> **Task goal**
Go through the material underneath and show every line where the string "photo" occurs.

⁂

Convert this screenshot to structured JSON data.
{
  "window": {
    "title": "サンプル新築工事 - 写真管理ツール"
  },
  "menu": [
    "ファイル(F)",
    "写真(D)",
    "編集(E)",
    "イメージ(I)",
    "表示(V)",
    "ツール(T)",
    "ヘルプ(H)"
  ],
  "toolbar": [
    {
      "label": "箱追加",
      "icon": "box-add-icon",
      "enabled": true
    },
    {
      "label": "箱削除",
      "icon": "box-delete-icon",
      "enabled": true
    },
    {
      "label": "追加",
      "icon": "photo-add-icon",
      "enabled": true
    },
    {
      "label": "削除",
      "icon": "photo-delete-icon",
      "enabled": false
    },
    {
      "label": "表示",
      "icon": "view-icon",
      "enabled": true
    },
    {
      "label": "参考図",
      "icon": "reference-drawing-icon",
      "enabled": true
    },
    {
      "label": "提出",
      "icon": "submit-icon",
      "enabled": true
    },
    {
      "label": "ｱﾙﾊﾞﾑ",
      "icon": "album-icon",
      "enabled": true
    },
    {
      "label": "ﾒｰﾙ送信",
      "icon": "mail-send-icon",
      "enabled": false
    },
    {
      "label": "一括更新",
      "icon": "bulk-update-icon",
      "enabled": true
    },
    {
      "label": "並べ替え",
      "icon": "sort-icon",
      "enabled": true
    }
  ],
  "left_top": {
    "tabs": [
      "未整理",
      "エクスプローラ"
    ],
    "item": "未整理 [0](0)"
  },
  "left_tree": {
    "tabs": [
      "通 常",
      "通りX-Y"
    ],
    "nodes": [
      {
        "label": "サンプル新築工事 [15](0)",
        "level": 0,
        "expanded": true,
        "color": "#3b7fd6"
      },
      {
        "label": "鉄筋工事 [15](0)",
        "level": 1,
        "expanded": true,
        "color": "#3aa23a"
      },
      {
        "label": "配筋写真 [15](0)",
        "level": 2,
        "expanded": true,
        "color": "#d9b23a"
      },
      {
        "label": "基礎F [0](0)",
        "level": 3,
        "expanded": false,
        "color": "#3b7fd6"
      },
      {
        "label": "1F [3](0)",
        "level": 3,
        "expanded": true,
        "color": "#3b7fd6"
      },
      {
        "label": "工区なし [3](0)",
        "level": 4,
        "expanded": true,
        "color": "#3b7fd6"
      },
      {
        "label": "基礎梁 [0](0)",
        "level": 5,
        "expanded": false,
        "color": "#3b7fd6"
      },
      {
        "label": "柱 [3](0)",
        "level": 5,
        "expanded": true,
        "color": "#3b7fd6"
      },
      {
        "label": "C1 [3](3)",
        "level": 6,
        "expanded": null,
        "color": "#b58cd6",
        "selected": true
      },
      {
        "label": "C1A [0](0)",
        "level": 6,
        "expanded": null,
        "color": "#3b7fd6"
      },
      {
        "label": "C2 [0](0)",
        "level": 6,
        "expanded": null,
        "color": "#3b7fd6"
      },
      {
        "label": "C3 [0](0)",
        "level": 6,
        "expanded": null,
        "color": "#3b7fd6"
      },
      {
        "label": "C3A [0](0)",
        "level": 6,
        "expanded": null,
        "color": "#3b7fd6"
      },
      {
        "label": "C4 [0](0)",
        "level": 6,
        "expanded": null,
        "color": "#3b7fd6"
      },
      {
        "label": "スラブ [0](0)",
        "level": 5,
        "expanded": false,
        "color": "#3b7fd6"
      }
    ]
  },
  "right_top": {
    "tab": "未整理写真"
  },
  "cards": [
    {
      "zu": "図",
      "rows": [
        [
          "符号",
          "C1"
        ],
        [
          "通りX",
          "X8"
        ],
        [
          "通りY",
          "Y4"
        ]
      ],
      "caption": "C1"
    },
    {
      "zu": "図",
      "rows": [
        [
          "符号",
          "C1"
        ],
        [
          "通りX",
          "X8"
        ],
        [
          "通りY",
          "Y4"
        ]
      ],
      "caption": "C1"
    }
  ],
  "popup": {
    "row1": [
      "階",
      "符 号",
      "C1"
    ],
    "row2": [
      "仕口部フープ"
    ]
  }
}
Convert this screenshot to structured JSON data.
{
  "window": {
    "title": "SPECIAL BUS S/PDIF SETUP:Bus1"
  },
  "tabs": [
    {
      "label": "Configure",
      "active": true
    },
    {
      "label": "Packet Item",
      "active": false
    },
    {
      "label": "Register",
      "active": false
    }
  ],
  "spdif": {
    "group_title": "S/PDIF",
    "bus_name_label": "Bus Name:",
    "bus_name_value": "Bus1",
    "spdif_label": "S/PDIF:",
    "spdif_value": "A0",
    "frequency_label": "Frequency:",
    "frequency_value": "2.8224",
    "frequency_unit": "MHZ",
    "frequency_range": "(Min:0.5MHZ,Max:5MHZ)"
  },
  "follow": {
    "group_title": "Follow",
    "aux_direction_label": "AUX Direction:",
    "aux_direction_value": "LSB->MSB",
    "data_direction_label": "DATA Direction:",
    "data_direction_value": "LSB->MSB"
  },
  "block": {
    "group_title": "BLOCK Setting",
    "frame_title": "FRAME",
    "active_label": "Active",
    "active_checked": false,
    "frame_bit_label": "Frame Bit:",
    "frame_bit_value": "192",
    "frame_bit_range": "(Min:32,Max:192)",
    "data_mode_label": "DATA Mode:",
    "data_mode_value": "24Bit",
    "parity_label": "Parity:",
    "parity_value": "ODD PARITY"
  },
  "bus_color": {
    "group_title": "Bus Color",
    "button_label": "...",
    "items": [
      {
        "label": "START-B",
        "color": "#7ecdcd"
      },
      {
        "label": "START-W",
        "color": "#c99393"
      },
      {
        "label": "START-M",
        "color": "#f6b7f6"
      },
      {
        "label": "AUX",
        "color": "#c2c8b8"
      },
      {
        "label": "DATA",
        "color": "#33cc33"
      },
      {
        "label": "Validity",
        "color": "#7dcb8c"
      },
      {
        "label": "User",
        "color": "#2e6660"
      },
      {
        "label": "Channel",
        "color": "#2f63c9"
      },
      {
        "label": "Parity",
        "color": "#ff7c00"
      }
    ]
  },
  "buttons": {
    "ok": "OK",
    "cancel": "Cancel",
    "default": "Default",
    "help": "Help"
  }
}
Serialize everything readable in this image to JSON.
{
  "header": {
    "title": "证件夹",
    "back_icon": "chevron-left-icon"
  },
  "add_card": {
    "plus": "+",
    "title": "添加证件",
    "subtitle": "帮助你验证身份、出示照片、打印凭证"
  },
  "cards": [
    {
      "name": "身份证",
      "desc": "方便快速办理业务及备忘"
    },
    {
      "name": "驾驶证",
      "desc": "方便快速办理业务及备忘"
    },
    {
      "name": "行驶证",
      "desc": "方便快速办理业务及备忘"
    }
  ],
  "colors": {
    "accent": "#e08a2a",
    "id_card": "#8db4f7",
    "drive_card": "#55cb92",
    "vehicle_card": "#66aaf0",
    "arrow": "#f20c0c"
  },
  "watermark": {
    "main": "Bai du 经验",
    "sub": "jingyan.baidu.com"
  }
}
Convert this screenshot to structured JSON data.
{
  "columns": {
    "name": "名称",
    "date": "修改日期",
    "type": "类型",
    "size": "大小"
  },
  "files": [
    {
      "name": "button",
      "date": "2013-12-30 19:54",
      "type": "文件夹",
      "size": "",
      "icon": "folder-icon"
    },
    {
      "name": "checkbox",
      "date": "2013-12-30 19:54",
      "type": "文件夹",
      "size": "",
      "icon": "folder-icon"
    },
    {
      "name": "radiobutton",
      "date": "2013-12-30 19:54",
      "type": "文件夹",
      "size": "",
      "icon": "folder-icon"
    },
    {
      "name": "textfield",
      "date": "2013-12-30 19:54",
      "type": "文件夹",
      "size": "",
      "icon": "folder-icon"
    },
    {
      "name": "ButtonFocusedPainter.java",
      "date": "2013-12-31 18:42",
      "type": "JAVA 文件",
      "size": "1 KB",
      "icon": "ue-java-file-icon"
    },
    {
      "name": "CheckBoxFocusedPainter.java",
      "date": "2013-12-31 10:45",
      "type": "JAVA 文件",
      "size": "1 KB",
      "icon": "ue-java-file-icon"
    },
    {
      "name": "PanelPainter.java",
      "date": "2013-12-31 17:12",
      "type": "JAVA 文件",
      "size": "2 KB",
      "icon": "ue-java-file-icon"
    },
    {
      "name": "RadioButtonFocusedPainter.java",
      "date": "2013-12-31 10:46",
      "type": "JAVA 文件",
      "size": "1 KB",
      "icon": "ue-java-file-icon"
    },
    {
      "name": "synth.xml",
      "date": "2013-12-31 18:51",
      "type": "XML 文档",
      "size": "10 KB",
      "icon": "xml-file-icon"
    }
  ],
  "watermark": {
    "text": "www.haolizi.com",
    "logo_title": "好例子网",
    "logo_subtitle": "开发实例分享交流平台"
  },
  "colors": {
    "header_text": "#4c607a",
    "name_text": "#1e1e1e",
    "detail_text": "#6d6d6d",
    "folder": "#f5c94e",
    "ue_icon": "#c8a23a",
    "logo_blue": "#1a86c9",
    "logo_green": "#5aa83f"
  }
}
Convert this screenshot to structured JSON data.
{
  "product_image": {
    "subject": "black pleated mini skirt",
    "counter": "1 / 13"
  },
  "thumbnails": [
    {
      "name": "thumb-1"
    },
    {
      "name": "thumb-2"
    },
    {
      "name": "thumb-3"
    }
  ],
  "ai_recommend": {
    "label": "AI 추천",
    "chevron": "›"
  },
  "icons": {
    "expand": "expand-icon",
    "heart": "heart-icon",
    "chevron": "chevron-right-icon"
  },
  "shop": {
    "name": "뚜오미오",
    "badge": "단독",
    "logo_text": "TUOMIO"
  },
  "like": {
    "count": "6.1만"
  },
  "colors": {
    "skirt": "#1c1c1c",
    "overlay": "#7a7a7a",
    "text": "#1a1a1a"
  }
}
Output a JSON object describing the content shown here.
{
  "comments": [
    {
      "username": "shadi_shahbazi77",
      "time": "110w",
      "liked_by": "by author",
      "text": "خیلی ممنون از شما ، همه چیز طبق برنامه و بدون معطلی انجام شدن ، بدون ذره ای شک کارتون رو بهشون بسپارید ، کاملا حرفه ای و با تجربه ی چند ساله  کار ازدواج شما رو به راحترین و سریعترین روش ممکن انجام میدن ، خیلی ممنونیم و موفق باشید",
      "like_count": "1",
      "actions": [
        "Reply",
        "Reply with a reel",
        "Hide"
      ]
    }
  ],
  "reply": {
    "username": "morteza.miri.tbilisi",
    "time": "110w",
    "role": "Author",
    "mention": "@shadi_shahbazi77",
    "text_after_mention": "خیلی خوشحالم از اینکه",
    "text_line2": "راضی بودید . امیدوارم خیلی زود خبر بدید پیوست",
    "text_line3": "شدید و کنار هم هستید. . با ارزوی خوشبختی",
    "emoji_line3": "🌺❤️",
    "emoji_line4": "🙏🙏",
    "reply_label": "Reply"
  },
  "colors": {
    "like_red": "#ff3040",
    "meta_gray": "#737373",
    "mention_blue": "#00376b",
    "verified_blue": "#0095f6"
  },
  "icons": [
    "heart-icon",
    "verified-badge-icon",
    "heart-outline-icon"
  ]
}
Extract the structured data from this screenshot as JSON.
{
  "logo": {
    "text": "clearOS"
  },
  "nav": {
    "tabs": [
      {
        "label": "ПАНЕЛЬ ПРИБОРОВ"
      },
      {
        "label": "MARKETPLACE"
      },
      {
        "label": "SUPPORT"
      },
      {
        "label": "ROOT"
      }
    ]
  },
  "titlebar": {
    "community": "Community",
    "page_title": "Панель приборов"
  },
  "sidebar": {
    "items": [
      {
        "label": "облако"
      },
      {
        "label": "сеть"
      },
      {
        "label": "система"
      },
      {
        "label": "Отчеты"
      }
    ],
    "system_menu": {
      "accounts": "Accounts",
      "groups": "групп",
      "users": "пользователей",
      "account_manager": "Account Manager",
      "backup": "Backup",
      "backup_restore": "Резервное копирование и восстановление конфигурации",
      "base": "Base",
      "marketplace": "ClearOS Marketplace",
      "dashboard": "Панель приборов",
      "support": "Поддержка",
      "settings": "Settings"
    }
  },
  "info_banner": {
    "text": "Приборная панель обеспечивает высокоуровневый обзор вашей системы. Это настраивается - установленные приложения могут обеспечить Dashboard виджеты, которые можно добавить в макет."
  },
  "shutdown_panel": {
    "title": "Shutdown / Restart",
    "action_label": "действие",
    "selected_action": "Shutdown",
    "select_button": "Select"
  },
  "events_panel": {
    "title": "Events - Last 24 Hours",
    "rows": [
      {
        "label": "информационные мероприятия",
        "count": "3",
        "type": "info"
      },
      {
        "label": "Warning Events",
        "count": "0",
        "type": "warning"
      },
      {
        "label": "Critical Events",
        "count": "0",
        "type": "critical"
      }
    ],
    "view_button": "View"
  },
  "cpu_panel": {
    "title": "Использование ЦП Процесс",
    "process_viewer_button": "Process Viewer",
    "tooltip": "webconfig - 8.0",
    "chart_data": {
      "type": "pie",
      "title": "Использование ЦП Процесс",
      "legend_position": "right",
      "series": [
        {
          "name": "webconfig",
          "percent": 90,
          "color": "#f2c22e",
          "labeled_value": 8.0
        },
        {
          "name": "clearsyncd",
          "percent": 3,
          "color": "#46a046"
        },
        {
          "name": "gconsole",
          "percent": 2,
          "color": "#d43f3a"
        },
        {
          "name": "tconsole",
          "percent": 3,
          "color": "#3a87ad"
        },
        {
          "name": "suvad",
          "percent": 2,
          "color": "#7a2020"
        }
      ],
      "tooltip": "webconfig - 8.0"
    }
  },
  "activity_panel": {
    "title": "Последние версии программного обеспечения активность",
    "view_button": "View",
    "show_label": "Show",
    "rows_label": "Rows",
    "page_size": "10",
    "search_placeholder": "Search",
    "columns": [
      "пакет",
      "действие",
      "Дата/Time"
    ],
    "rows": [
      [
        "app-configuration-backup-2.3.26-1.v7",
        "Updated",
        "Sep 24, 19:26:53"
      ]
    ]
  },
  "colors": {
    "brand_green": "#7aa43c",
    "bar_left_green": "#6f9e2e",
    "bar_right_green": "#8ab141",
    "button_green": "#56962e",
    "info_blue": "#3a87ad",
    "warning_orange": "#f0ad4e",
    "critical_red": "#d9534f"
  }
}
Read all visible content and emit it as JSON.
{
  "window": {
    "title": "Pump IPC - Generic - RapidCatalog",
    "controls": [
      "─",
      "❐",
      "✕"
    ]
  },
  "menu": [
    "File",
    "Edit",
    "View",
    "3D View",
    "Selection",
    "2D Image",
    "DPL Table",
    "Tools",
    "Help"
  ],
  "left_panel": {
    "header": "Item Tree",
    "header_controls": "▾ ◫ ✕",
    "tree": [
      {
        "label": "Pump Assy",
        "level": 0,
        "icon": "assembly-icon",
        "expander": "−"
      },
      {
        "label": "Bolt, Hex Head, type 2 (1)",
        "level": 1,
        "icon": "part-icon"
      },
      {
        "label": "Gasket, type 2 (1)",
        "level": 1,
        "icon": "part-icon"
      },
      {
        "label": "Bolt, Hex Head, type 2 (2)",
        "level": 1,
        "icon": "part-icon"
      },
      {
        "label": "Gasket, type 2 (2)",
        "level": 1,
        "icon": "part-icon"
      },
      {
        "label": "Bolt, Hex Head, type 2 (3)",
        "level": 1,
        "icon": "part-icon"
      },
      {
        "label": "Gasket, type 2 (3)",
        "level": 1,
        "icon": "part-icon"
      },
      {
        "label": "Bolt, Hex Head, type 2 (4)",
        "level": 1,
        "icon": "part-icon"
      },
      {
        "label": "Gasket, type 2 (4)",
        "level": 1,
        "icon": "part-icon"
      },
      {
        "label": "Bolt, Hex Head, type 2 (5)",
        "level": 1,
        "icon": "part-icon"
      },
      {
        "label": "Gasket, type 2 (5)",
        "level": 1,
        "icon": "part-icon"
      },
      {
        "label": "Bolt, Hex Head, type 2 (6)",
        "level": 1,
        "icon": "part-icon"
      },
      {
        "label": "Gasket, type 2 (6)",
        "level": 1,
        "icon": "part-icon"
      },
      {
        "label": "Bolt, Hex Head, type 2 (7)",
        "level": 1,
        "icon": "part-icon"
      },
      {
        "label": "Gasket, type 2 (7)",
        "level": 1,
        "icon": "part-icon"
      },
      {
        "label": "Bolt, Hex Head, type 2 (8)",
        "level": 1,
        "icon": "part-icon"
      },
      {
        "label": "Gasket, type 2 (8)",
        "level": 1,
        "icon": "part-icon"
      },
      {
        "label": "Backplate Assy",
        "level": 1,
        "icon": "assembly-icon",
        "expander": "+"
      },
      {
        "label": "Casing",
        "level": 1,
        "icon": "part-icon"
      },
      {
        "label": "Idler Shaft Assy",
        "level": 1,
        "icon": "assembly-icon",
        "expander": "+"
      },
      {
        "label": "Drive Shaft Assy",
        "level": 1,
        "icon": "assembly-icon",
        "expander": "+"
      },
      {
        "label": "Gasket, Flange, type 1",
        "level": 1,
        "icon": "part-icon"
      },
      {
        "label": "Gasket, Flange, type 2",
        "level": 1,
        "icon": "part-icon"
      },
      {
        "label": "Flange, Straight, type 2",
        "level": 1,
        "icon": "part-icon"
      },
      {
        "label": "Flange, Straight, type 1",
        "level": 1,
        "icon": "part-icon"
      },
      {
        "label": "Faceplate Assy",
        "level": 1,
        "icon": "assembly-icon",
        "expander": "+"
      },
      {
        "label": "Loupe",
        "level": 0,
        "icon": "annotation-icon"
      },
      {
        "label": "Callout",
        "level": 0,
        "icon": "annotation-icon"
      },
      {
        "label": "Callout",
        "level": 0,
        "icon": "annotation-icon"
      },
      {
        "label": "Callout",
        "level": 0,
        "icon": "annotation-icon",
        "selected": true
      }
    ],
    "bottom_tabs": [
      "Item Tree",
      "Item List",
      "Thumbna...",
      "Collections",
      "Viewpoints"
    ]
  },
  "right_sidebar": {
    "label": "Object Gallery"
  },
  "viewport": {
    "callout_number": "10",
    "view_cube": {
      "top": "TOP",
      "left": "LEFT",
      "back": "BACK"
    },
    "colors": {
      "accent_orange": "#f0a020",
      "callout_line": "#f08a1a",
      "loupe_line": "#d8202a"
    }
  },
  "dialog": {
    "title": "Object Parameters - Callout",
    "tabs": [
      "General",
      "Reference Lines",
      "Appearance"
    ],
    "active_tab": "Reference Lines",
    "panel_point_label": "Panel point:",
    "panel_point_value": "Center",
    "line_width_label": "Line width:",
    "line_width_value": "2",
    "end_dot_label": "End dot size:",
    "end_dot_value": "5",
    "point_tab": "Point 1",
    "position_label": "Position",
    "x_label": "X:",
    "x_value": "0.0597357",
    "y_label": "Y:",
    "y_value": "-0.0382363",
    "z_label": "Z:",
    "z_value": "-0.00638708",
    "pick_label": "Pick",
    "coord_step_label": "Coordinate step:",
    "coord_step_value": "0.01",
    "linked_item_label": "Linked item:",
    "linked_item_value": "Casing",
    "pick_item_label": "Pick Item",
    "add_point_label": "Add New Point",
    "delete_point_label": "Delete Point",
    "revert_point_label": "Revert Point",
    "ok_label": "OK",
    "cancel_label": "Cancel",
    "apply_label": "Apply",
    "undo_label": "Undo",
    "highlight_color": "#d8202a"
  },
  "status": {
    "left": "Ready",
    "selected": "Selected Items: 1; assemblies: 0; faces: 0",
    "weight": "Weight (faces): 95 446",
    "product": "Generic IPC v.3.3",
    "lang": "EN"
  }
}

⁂

> **Response box**
      "icon": "photo-add-icon",
      "icon": "photo-delete-icon",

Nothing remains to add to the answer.